I have been reading (for the third time) The Hidden Life of Trees: What They Feel, How They Communicate ~ Discoveries from a Secret World by Peter Wohlleben. It’s the quintessential book for people like me who love trees. Such a gift, that the science current science corroborates what many of us have known for lifetimes. I tell people that I could not have written The God Presumption without this book.
At the end of our trail, three times a day and near the edge of Tannery Pond, the dogs and I stop to look around. Three times a day, we pass underneath an old oak, who has lost her crown and more. The main trunk is riddled with the work of our pileated woodpeckers. What remains is a stout branch (maybe 14 inches in diameter) which emerges from this amputated tree whose destiny ultimately will be compost. The branch itself hangs low over the trail.
I looked at that branch for several years before I came to wonder about the likelihood of crashing on me or our dogs. They call them “widow makers” here. My husband Jim and his friend Tom walked down to the pond to see how they might bring that branch down, without, of course, bringing danger to themselves. We thought that in the spring, we would have to contract with an arborist.
On this day ~ it is a beautiful, sunny, warm(ish) winter day, the dogs and I are enjoying our noon walk, taking our time. We are walking the ridge, the snow of which – in the spring – will empty into two vernal pools, one on either side. I stop to feed kibble to the triumvirate of pine at the ridge’s peak, and we hear what sounds like an explosion. The ground seems to vibrate under our feet; the dogs and I are alarmed, but we don’t know which way to turn. For lack of a better idea, we continue along our ritual route. As we near the pond, I see that the oak branch has been severed from the main trunk, collapsing to the ground and bring neighboring trees to the ground.
The branch did not come down on us. I felt the safety of the woods that day; I felt the protection of the forest.
Reading too much into it?
I carry a different kind of knowing.

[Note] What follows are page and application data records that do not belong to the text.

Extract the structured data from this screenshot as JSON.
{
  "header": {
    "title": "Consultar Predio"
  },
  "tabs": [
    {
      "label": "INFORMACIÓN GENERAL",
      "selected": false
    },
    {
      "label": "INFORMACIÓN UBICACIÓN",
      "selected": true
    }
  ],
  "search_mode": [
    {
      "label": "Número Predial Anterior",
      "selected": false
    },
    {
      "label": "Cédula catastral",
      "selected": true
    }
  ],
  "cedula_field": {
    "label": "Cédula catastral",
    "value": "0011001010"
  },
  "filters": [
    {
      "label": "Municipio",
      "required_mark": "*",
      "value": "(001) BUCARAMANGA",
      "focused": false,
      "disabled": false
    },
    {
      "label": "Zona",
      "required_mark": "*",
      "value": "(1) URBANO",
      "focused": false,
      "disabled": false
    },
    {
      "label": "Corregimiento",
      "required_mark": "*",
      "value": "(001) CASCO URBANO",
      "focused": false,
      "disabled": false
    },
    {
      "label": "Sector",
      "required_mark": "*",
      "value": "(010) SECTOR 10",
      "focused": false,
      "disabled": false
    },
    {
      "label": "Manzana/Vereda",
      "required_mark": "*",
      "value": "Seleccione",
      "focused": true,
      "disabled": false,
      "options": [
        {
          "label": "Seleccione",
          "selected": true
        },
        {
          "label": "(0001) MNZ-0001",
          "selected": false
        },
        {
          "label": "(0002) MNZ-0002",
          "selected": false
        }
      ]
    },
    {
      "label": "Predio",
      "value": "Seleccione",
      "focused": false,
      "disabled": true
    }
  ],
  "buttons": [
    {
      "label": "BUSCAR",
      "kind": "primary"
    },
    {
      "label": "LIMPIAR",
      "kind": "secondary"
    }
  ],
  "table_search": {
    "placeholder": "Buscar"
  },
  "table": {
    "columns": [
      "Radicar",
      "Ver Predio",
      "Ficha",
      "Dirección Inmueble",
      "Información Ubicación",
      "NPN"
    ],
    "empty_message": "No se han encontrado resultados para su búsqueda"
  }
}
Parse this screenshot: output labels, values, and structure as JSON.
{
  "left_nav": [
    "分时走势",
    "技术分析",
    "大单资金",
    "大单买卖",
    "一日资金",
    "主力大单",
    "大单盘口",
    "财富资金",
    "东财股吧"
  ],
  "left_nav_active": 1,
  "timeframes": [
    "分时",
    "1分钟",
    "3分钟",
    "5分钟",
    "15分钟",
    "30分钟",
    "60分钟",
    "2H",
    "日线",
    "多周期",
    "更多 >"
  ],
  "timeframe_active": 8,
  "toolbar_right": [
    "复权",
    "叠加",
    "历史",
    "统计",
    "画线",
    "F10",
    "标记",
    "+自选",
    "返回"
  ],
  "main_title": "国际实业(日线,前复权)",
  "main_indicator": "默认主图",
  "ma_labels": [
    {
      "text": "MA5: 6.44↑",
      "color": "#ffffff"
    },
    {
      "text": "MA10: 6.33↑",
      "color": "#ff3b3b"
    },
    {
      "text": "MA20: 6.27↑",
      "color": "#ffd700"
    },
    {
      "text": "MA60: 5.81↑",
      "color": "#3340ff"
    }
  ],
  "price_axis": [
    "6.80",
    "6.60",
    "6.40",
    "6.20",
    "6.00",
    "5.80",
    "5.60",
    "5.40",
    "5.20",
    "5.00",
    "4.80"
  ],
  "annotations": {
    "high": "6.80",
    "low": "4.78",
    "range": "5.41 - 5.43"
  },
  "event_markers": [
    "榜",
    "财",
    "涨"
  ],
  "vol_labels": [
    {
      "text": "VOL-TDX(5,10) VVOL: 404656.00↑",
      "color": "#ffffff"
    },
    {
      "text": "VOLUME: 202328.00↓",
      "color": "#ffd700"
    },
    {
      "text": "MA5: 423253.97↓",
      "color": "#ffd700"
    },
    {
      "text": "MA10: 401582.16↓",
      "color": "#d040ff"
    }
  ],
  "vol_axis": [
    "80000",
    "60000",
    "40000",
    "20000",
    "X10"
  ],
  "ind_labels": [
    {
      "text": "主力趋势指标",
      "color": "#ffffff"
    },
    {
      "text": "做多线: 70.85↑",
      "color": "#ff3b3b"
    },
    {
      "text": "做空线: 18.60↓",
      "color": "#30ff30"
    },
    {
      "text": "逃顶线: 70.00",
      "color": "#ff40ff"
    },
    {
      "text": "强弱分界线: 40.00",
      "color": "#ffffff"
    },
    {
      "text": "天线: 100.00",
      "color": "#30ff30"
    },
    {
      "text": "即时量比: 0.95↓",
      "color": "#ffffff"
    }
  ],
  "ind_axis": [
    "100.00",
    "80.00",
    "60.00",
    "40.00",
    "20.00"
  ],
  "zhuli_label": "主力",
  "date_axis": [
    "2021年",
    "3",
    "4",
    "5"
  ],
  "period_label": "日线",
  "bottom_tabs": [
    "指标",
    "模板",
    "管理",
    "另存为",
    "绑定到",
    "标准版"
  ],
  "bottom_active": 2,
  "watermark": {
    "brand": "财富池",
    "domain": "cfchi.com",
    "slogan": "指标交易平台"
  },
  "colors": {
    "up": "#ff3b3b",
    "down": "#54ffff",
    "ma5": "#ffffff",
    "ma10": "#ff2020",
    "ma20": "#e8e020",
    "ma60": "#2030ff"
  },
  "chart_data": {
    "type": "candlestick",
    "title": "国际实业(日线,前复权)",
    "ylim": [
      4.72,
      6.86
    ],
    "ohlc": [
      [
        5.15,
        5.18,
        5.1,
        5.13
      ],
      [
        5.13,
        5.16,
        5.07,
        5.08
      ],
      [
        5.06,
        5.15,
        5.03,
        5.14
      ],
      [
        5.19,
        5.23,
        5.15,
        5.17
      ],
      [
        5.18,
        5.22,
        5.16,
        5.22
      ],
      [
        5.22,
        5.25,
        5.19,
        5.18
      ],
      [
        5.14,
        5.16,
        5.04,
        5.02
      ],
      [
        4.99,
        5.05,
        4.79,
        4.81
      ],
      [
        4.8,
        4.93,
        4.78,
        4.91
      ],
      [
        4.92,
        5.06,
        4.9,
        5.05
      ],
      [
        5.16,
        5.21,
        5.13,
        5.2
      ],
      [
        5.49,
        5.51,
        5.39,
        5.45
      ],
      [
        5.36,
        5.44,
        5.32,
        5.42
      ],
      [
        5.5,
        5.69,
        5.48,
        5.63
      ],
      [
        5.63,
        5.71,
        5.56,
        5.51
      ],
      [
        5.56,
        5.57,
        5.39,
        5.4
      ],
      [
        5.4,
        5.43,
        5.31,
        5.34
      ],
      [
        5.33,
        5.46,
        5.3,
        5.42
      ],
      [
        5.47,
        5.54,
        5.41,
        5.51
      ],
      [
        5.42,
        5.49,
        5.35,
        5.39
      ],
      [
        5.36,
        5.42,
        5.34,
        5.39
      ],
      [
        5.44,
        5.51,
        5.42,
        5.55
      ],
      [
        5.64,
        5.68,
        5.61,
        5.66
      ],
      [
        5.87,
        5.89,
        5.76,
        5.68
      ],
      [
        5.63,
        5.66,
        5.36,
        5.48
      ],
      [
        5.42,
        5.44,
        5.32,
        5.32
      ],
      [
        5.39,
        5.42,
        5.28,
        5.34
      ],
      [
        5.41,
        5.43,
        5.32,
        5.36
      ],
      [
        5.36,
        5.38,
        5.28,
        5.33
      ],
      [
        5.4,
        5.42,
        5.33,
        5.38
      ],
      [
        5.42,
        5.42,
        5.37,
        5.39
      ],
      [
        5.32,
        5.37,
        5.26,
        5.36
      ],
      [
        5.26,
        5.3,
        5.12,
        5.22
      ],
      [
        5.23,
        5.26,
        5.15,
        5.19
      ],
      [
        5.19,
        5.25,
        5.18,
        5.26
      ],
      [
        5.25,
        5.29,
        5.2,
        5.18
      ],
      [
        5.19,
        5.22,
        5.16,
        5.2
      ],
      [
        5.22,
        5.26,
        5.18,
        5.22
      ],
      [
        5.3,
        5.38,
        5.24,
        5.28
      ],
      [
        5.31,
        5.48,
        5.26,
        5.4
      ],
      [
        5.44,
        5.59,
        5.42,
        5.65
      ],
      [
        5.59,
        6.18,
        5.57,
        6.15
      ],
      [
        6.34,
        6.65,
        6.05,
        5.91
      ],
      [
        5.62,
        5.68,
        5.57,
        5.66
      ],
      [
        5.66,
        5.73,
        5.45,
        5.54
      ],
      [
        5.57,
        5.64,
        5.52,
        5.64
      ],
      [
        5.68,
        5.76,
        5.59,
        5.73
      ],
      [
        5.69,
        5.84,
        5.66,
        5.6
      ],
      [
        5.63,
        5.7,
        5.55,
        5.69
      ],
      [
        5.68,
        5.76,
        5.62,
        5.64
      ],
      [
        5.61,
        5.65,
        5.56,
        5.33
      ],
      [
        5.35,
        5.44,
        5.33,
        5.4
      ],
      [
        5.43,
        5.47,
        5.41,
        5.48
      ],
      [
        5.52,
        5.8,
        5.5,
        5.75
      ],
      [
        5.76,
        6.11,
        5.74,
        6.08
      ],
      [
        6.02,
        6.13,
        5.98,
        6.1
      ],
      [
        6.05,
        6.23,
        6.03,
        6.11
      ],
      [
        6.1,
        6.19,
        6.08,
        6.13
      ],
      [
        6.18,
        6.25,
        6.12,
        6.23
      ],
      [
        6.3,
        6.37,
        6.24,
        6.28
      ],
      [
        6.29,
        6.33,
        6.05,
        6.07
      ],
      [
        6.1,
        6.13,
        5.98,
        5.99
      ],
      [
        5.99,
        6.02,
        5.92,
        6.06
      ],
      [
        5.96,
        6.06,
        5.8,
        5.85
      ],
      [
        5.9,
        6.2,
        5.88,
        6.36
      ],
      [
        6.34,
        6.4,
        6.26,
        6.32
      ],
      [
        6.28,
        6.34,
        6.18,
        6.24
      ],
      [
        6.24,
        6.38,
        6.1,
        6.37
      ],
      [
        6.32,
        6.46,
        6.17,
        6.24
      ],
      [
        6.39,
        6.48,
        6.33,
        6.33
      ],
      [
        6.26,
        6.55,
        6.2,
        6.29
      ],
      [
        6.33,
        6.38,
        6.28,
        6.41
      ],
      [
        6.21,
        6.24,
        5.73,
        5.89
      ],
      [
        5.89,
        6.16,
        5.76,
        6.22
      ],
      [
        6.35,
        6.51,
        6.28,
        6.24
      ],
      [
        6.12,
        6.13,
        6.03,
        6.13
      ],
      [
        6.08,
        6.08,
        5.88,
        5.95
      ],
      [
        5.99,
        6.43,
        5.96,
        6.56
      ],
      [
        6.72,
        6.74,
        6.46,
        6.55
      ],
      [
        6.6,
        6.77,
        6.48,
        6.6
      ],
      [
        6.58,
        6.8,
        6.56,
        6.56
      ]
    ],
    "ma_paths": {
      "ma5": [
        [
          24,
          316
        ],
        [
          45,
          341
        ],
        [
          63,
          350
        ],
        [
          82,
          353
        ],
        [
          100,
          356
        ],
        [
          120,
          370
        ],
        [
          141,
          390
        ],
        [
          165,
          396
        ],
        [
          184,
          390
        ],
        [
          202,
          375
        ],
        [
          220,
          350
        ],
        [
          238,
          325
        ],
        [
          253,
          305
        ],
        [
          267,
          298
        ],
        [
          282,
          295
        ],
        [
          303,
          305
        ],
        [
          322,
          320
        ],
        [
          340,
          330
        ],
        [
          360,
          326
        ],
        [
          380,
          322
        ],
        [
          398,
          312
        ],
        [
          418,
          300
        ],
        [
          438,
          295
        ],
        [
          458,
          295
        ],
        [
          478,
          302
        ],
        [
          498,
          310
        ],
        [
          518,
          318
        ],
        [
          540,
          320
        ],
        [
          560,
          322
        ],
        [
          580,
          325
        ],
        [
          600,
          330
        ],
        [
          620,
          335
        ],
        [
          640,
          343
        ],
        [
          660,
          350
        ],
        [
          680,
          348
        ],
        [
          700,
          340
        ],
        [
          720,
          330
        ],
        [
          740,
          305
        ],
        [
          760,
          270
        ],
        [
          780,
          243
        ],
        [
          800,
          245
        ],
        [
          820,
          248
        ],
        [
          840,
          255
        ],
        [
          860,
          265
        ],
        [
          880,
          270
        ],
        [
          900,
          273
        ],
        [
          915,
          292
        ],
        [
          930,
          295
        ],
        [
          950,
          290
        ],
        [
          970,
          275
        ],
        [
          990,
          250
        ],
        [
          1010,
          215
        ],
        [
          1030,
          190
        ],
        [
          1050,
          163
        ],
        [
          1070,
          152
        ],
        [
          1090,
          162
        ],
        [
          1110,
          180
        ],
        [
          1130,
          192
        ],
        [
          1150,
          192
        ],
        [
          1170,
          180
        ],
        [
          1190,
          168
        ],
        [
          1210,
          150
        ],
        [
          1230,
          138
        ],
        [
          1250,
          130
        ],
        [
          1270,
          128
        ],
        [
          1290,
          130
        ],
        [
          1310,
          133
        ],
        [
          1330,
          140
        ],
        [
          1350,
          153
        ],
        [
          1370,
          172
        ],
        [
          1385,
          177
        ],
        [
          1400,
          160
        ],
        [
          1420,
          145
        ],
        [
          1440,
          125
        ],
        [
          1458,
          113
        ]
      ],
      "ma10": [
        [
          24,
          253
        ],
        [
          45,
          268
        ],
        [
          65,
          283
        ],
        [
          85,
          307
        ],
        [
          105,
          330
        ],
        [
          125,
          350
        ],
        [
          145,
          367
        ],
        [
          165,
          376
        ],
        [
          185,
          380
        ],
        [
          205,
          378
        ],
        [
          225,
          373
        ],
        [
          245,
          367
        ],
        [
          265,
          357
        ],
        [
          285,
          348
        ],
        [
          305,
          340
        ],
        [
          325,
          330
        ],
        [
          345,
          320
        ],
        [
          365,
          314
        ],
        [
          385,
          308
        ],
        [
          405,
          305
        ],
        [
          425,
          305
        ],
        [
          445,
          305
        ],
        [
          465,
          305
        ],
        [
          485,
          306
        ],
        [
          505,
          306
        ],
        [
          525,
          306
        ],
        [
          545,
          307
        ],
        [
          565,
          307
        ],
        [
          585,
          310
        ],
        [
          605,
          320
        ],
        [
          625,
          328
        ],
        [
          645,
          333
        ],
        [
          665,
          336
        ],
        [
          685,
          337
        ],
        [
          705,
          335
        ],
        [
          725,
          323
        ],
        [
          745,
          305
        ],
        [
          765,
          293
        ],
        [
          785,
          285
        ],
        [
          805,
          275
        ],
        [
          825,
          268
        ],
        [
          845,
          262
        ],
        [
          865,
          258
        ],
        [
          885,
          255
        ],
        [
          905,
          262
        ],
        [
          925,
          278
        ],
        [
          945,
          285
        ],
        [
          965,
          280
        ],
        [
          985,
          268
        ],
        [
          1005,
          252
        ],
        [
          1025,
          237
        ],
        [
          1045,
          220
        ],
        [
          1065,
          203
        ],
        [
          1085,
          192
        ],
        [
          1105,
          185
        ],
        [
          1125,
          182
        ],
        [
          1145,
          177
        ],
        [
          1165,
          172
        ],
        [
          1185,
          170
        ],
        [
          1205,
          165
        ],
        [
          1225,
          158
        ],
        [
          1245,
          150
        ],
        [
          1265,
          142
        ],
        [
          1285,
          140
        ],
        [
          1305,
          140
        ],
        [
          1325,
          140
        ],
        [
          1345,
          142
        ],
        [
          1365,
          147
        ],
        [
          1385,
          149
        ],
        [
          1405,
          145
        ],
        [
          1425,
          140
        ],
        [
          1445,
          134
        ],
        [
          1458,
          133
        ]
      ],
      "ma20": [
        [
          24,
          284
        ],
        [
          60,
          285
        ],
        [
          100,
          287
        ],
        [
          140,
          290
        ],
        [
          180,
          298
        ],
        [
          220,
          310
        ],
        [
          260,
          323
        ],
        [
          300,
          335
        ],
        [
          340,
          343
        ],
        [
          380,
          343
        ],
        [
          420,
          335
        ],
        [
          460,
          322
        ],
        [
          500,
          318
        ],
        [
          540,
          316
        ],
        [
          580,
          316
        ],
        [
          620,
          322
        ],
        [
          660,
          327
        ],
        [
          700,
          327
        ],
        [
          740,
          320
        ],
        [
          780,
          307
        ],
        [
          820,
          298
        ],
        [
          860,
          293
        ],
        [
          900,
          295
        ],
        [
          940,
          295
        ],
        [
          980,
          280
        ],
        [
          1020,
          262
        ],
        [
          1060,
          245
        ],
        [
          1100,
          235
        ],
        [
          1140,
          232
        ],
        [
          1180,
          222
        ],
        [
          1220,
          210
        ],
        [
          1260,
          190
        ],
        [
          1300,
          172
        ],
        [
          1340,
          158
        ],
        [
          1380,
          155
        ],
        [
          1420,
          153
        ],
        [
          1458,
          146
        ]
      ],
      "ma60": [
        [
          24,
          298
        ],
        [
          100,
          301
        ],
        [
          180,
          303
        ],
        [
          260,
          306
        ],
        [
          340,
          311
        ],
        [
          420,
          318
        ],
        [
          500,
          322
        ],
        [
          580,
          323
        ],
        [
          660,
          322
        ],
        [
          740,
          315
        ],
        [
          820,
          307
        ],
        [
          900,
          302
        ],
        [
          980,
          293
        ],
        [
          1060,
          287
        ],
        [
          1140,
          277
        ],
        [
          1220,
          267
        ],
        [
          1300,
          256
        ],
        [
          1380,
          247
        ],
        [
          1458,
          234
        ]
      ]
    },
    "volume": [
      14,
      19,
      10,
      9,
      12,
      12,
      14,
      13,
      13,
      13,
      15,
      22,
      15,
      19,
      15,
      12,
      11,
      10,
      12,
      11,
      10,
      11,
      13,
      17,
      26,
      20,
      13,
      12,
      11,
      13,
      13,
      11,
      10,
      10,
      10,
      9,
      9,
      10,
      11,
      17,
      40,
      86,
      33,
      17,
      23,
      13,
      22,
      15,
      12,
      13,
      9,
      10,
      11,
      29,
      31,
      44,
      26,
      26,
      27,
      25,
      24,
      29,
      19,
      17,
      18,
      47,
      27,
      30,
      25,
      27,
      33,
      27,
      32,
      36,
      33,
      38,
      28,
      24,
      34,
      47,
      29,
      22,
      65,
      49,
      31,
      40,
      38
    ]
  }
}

I am in a reciprocal relationship with the trees of the woods where we walk, the three dogs and I, grateful and a bit astonished by our knowing. I begin to understand at a deeper level what it means to awaken, what it means to be an integral part of the earth community.